**WHAT IS BEING ASKED:**
Could you please count how many lines in the data below hold the string "ctrl"? Reply with only the number.

TASK MATERIAL section start

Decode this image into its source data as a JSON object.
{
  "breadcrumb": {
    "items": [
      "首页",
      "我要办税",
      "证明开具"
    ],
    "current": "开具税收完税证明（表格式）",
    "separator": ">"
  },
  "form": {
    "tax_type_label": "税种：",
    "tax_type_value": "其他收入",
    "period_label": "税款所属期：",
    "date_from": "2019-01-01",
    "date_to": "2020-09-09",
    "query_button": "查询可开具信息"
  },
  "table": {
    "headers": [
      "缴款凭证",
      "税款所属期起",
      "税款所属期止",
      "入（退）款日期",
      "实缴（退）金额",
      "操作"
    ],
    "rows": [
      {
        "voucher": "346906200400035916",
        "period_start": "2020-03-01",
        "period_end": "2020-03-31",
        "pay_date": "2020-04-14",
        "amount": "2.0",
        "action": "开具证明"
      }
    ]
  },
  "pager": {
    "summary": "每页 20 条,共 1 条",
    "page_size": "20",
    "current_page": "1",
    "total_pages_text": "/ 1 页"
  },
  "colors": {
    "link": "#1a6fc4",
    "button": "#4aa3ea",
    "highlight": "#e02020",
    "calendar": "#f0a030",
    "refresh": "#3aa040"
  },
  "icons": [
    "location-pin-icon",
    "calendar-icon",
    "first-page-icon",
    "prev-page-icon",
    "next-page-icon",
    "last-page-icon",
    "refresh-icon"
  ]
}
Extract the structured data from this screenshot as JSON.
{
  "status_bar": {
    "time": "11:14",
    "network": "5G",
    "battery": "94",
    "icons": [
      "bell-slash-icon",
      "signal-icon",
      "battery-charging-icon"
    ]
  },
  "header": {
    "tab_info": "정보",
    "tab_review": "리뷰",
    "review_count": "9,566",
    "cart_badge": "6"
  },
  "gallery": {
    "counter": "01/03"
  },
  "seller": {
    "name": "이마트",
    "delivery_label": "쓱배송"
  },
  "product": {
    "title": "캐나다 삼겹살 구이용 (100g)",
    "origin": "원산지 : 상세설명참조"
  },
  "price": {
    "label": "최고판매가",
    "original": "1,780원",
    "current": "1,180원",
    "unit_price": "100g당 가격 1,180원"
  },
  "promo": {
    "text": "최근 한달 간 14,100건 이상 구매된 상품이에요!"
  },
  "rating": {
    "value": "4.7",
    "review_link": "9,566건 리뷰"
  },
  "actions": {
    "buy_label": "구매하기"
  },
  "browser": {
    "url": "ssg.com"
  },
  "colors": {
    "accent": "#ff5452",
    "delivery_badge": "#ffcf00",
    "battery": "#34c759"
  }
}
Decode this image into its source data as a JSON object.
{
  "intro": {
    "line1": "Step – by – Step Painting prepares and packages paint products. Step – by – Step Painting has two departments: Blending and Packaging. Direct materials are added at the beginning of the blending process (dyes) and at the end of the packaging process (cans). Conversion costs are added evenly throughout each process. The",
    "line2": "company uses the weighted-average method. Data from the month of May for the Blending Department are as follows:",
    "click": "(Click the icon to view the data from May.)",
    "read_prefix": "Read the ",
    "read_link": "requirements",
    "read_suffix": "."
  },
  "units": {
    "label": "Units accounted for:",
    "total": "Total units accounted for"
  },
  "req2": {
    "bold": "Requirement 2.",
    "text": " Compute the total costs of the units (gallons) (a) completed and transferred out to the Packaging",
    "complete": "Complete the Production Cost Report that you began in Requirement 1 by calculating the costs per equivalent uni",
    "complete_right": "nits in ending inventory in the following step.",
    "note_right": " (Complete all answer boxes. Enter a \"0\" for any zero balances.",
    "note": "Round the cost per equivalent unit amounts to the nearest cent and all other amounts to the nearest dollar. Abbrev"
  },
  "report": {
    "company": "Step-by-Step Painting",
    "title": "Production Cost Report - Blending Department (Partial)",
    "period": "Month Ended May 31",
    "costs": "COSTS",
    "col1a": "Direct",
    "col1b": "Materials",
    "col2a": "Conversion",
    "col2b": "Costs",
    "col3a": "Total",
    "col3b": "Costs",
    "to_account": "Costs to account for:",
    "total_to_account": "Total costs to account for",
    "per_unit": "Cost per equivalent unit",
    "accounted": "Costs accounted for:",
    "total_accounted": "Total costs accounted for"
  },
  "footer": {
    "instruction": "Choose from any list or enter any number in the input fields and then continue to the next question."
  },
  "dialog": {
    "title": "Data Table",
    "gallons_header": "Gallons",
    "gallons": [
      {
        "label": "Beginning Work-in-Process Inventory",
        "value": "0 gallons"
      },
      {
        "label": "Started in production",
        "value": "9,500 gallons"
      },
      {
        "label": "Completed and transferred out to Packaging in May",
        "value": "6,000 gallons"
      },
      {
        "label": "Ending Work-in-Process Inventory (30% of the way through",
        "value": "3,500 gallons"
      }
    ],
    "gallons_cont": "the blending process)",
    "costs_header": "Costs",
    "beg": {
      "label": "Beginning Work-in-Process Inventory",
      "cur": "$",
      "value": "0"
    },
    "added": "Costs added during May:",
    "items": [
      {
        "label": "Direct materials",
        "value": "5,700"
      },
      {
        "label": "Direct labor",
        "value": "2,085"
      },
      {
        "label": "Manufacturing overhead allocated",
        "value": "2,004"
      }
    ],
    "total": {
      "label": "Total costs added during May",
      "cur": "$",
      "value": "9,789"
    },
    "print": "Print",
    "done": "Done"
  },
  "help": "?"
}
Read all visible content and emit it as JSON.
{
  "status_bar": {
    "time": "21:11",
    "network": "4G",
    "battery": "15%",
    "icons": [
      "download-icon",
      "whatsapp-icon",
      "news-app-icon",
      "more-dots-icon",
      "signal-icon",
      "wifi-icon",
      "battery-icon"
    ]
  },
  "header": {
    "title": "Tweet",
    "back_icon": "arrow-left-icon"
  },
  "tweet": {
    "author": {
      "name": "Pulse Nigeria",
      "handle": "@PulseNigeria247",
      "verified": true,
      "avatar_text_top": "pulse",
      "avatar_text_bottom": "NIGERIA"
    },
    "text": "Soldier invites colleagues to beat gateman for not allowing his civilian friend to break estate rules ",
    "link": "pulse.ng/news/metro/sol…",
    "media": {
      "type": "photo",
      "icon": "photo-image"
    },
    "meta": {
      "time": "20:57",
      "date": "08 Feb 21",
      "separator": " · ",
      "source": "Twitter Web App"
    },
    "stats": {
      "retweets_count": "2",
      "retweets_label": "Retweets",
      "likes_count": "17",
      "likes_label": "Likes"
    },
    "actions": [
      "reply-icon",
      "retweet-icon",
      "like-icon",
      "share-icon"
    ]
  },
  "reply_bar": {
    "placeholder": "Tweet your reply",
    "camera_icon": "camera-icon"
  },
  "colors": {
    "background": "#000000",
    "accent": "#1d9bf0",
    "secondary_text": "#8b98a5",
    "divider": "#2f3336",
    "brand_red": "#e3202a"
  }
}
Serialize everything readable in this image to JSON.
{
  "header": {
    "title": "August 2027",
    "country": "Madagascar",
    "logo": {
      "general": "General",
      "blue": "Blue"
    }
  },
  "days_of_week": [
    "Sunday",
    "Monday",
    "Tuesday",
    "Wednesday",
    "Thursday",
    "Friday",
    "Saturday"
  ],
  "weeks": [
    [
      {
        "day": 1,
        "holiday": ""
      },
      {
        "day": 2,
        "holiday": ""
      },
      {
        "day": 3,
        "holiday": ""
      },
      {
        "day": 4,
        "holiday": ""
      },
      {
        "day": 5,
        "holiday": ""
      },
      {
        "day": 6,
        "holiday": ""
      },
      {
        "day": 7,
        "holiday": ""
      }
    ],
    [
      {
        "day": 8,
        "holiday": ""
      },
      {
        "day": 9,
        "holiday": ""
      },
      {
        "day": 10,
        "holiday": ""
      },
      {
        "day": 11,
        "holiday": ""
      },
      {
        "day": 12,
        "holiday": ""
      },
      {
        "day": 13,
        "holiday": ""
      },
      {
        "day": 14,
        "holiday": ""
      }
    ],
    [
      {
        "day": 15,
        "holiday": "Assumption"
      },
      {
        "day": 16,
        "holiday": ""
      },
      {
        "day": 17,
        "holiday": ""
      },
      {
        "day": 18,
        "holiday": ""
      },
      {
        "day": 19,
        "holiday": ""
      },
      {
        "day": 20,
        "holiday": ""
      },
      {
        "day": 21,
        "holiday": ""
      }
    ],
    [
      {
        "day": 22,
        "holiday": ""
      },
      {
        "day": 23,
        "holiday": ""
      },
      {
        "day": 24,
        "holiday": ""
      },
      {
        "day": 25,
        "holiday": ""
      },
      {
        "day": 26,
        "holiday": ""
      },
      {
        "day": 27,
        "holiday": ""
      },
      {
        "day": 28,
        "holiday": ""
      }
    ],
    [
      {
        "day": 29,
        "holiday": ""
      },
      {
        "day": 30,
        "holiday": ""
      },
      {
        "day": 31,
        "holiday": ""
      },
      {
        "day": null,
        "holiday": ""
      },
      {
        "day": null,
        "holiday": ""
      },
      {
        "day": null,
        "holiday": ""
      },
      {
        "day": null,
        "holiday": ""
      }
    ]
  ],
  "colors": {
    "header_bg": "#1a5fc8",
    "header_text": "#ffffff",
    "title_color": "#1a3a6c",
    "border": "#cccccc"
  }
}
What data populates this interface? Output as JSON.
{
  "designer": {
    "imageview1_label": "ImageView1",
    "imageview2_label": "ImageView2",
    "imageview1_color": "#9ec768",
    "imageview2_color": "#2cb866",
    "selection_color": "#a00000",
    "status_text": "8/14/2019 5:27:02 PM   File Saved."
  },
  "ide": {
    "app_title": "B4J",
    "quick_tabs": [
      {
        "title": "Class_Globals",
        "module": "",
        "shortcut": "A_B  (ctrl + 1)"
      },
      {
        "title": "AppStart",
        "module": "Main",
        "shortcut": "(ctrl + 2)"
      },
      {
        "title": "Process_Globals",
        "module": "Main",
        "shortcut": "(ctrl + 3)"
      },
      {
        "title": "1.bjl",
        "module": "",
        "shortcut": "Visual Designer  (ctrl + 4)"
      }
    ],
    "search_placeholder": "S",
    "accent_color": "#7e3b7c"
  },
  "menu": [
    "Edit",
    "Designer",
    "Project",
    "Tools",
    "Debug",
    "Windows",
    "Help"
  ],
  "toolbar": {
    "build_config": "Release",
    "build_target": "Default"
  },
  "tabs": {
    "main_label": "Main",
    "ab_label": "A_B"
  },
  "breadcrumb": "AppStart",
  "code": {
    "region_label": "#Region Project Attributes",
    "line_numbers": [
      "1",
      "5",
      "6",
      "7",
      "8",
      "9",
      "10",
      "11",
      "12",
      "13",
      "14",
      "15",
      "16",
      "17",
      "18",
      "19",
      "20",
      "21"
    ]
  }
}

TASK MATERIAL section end

**YOUR SOLUTION:**
4